WHAT TO PRODUCE » Every line in the listing below that holds the word "information" should be returned.

####

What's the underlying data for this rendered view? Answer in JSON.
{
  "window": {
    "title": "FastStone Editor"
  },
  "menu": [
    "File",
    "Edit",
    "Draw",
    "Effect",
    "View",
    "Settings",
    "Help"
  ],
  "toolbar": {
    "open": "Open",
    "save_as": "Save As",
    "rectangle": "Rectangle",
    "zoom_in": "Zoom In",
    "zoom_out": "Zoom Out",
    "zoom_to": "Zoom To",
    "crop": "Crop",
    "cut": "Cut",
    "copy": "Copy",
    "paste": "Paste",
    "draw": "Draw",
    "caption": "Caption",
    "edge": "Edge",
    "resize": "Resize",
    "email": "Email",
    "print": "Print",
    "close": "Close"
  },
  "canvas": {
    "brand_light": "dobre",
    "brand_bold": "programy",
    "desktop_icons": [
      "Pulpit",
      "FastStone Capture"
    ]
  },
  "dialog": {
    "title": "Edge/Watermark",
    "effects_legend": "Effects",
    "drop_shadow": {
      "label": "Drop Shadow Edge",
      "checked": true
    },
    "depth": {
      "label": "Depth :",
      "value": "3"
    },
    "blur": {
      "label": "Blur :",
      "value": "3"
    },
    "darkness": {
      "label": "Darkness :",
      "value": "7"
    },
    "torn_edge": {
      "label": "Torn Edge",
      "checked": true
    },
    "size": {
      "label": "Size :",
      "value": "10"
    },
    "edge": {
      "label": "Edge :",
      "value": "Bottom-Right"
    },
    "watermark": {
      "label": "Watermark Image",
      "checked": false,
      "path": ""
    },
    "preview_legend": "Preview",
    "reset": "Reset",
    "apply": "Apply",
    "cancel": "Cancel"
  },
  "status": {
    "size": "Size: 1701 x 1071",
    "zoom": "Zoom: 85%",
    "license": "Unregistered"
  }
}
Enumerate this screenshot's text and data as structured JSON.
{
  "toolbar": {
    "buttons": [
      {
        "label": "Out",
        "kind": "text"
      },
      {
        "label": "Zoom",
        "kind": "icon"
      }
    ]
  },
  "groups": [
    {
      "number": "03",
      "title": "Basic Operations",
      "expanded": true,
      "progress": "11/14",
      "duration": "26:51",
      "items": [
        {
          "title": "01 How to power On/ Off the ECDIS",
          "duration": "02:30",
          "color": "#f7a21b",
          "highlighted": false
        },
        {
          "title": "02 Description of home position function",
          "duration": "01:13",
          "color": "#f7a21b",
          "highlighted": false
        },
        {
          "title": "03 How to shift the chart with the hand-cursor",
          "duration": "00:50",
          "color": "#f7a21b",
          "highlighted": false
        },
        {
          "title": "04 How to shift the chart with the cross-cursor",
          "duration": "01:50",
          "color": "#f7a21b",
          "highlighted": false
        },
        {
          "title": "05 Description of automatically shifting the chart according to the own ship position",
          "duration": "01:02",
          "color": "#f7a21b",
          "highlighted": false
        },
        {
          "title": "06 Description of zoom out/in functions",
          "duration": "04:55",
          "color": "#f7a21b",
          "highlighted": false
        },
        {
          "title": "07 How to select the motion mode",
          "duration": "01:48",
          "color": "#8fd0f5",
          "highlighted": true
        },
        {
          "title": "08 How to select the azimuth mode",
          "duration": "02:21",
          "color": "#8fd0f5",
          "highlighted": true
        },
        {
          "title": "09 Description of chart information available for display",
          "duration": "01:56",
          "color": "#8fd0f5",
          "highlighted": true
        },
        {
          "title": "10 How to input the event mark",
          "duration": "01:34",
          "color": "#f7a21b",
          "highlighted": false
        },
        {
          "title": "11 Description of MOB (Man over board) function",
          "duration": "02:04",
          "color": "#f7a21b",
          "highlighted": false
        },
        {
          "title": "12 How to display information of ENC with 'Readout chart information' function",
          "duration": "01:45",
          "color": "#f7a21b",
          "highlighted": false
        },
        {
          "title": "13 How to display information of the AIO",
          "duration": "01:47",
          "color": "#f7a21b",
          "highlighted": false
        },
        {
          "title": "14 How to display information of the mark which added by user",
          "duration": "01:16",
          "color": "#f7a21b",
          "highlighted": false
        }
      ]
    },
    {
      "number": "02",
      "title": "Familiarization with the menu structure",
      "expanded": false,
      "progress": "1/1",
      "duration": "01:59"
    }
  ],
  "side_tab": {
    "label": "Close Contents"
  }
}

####

RESPONSE TO THE EXERCISE »
          "title": "09 Description of chart information available for display",
          "title": "12 How to display information of ENC with 'Readout chart information' function",
          "title": "13 How to display information of the AIO",
          "title": "14 How to display information of the mark which added by user",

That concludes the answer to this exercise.